◆ TASK MATERIAL ◆
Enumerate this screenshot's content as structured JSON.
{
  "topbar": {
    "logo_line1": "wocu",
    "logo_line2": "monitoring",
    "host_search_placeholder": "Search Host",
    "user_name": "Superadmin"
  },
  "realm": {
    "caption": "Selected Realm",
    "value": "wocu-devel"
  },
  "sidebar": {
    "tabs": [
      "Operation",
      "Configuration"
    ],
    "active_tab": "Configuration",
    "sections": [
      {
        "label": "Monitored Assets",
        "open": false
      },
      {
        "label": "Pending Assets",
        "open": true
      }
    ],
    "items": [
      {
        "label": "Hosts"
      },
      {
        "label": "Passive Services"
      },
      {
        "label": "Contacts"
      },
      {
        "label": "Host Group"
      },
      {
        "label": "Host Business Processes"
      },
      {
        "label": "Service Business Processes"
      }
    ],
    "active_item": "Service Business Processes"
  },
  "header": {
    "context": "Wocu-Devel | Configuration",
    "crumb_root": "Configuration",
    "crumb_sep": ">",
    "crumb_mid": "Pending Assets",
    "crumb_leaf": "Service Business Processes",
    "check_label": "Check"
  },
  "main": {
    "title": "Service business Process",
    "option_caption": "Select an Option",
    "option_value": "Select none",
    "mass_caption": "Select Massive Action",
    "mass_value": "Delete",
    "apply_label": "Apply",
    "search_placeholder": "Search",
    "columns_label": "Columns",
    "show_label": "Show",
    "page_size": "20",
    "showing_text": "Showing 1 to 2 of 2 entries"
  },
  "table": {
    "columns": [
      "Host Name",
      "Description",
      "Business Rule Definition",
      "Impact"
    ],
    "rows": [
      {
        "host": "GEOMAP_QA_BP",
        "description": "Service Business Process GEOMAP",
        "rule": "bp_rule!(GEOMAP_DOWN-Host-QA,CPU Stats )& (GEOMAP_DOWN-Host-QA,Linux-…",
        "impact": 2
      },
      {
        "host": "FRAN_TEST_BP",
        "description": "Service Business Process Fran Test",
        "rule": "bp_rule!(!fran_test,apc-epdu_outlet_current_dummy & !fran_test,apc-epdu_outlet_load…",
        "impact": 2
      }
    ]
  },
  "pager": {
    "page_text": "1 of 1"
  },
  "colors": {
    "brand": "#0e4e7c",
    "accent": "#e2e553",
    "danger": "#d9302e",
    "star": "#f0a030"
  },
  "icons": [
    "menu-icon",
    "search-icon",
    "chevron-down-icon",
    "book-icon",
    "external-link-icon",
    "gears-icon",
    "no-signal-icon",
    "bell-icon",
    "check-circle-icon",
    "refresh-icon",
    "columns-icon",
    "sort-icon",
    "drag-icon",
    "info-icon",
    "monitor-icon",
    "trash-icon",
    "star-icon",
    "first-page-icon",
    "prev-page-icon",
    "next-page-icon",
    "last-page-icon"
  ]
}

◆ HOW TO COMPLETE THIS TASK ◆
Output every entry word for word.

◆ WRITTEN ANSWER ◆
Enumerate this screenshot's content as structured JSON.
{
  "topbar": {
    "logo_line1": "wocu",
    "logo_line2": "monitoring",
    "host_search_placeholder": "Search Host",
    "user_name": "Superadmin"
  },
  "realm": {
    "caption": "Selected Realm",
    "value": "wocu-devel"
  },
  "sidebar": {
    "tabs": [
      "Operation",
      "Configuration"
    ],
    "active_tab": "Configuration",
    "sections": [
      {
        "label": "Monitored Assets",
        "open": false
      },
      {
        "label": "Pending Assets",
        "open": true
      }
    ],
    "items": [
      {
        "label": "Hosts"
      },
      {
        "label": "Passive Services"
      },
      {
        "label": "Contacts"
      },
      {
        "label": "Host Group"
      },
      {
        "label": "Host Business Processes"
      },
      {
        "label": "Service Business Processes"
      }
    ],
    "active_item": "Service Business Processes"
  },
  "header": {
    "context": "Wocu-Devel | Configuration",
    "crumb_root": "Configuration",
    "crumb_sep": ">",
    "crumb_mid": "Pending Assets",
    "crumb_leaf": "Service Business Processes",
    "check_label": "Check"
  },
  "main": {
    "title": "Service business Process",
    "option_caption": "Select an Option",
    "option_value": "Select none",
    "mass_caption": "Select Massive Action",
    "mass_value": "Delete",
    "apply_label": "Apply",
    "search_placeholder": "Search",
    "columns_label": "Columns",
    "show_label": "Show",
    "page_size": "20",
    "showing_text": "Showing 1 to 2 of 2 entries"
  },
  "table": {
    "columns": [
      "Host Name",
      "Description",
      "Business Rule Definition",
      "Impact"
    ],
    "rows": [
      {
        "host": "GEOMAP_QA_BP",
        "description": "Service Business Process GEOMAP",
        "rule": "bp_rule!(GEOMAP_DOWN-Host-QA,CPU Stats )& (GEOMAP_DOWN-Host-QA,Linux-…",
        "impact": 2
      },
      {
        "host": "FRAN_TEST_BP",
        "description": "Service Business Process Fran Test",
        "rule": "bp_rule!(!fran_test,apc-epdu_outlet_current_dummy & !fran_test,apc-epdu_outlet_load…",
        "impact": 2
      }
    ]
  },
  "pager": {
    "page_text": "1 of 1"
  },
  "colors": {
    "brand": "#0e4e7c",
    "accent": "#e2e553",
    "danger": "#d9302e",
    "star": "#f0a030"
  },
  "icons": [
    "menu-icon",
    "search-icon",
    "chevron-down-icon",
    "book-icon",
    "external-link-icon",
    "gears-icon",
    "no-signal-icon",
    "bell-icon",
    "check-circle-icon",
    "refresh-icon",
    "columns-icon",
    "sort-icon",
    "drag-icon",
    "info-icon",
    "monitor-icon",
    "trash-icon",
    "star-icon",
    "first-page-icon",
    "prev-page-icon",
    "next-page-icon",
    "last-page-icon"
  ]
}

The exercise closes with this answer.